23 May 2008
The "world's first source of truly broadband power" generates high-brightness output from the deep ultraviolet to the visible range and beyond.
Energetiq Technology, a US-based developer of short-wavelength light sources, has introduced a laser-driven lamp that delivers high-power, high-brightness emission at wavelengths ranging from 170 nm to beyond the visible range. It can be used as a broadband source for applications such as spectroscopy and biological imaging, and can also be tuned to emit a narrow range of wavelengths for specific applications.
In the laser-driven light source (LDLS) approach, a continuous-wave infrared diode laser is focused to a tight spot inside a specially designed bulb filled with xenon gas. The laser heats the gas to extremely high temperatures, creating a plasma less than 1 mm across that produces light with high efficiency over a broad spectral range.
The key advantage of this laser-based approach is that it eliminates the need for electrodes, which are needed in traditional arc and deuterium lamps to couple power to the plasma. Activating the gas with a laser leads to higher gas temperatures, which leads to higher gas temperatures, while the electrode-less design also avoids the major source of degradation and failure in traditional lamps.
According to Debbie Gustafson, the company's vice-president for sales and service, the technology has been shown in the lab to achieve continuous-wave broadband output using pump diode lasers with powers ranging from 50 W to many kilowatts.
Energetiq claims that their LDLS approach achieves both high brightness and high output power, unlike existing sources operating in the ultraviolet. "Mercury discharge lamps can deliver reasonable amounts of power concentrated in sharp emission lines, but have low brightness," said Gustafson. "Excimer lamps have low brightness and a low power density, and can only be used at discrete deep UV wavelengths."
Other options, such xenon and mercury short arc lamps, can offer high brightness in the visible and near-UV range, but according to Gustafson their output falls off rapidly in the deep UV spectral range.
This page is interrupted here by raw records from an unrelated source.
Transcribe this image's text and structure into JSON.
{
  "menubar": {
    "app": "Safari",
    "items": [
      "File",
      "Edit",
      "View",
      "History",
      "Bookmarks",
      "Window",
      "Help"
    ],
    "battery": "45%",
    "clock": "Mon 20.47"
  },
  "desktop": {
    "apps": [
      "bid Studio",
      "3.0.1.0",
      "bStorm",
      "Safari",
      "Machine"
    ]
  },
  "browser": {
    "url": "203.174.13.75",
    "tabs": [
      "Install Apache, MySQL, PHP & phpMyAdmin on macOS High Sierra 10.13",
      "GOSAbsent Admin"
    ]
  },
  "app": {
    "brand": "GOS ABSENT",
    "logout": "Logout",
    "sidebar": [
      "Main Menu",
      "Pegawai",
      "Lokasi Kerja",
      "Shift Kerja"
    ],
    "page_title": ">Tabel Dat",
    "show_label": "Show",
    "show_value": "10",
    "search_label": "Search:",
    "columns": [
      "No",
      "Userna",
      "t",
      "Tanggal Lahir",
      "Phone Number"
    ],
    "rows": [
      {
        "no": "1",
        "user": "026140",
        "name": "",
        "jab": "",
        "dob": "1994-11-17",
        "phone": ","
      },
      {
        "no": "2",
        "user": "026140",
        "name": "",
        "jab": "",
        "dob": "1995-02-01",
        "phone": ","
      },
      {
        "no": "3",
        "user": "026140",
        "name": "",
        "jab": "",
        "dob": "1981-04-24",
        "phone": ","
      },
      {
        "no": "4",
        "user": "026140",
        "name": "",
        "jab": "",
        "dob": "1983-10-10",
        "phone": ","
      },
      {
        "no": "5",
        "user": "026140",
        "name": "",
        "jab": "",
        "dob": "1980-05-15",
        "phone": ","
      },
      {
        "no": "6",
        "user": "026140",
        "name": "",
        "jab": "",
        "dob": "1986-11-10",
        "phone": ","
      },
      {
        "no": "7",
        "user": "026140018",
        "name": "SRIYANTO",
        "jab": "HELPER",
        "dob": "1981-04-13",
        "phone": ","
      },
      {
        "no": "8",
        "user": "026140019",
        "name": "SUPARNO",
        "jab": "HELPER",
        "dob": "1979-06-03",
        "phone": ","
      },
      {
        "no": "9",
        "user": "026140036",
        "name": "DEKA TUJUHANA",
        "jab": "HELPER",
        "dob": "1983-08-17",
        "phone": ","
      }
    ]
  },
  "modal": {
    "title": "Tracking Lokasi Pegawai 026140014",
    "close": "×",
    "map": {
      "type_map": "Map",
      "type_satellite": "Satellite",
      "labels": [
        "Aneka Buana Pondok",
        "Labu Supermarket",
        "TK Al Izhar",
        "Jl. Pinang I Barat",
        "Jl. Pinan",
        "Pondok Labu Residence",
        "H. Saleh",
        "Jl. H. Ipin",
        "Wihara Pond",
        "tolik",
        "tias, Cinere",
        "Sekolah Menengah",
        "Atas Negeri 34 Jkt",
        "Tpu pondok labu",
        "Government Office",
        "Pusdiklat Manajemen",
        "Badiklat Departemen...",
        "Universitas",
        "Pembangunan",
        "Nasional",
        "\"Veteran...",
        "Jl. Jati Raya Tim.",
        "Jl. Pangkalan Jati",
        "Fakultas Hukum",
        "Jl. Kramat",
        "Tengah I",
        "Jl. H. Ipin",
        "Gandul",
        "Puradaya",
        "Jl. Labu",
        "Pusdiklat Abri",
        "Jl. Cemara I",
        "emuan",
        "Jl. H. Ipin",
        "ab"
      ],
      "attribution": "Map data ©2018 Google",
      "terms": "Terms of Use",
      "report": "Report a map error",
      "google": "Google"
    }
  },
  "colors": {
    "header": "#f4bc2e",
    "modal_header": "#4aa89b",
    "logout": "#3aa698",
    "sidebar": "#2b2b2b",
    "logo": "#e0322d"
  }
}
And deuterium lamps are limited in use to the deep UV range, as well as having low brightness.
What's more, says Gustafson, the fully integrated laser-based solution is much less expensive to buy and maintain than excimer and other deep-UV lasers. Potential applications include photoresist studies at 193 nm and 248 nm, deep UV microscopy, and spectroscopy at UV wavelengths.